- Laser photocoagulation -- eye (Medical Encyclopedia)
- Standard ophthalmic exam (Medical Encyclopedia)

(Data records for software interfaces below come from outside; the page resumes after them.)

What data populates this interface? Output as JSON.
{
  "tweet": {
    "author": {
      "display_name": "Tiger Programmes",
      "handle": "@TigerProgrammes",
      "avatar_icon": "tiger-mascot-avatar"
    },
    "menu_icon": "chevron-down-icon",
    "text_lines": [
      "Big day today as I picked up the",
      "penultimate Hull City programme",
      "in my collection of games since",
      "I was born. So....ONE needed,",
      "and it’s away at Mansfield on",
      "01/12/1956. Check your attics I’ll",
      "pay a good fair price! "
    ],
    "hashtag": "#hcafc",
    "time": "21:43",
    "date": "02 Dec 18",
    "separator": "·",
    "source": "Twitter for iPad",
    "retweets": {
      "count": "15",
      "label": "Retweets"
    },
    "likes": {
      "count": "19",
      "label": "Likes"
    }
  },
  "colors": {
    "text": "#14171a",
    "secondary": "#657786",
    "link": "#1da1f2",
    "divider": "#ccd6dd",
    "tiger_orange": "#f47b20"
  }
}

Type 1 diabetes Type 1 diabetes is a disorder characterized by abnormally high blood sugar levels. In this form of diabetes, specialized cells in the pancreas called beta cells stop producing insulin. Insulin controls how much glucose (a type of sugar) is passed from the blood into cells for conversion to energy. Lack of insulin results in the inability to use glucose for energy or to control the amount of sugar in the blood.Type 1 diabetes can occur at any age, from early childhood to late adulthood. The first signs and symptoms of the disorder are caused by high blood sugar and may include frequent urination (polyuria), excessive thirst (polydipsia), fatigue, blurred vision, tingling or loss of feeling in the hands and feet, and weight loss. These symptoms may recur during the course of the disorder if blood sugar is not well controlled by insulin replacement therapy. Improper control can also cause blood sugar levels to become too low (hypoglycemia). This may occur when the body's needs change, such as during exercise or if eating is delayed. Hypoglycemia can cause headache, dizziness, hunger, shaking, sweating, weakness, and agitation.Uncontrolled type 1 diabetes can lead to a life-threatening complication called diabetic ketoacidosis. Without insulin, cells cannot take in glucose. A lack of glucose in cells prompts the liver to try to compensate by releasing more glucose into the blood, and blood sugar can become extremely high. The cells, unable to use the glucose in the blood for energy, respond by using fats instead. Breaking down fats to obtain energy produces waste products called ketones, which can build up to toxic levels in people with type 1 diabetes, resulting in diabetic ketoacidosis. Affected individuals may begin breathing rapidly; develop a fruity odor in the breath; and experience nausea, vomiting, facial flushing, stomach pain, and dryness of the mouth (xerostomia). In severe cases, diabetic ketoacidosis can lead to coma and death.Over many years, the chronic high blood sugar associated with diabetes may cause damage to blood vessels and nerves, leading to complications affecting many organs and tissues. The retina, which is the light-sensitive tissue at the back of the eye, can be damaged (diabetic retinopathy), leading to vision loss and eventual blindness. Kidney damage (diabetic nephropathy) may also occur and can lead to kidney failure and end-stage renal disease (ESRD). Pain, tingling, and loss of normal sensation (diabetic neuropathy) often occur, especially in the feet. Impaired circulation and absence of the normal sensations that prompt reaction to injury can result in permanent damage to the feet; in severe cases, the damage can lead to amputation. People with type 1 diabetes are also at increased risk of heart attacks, strokes, and problems with urinary and sexual function.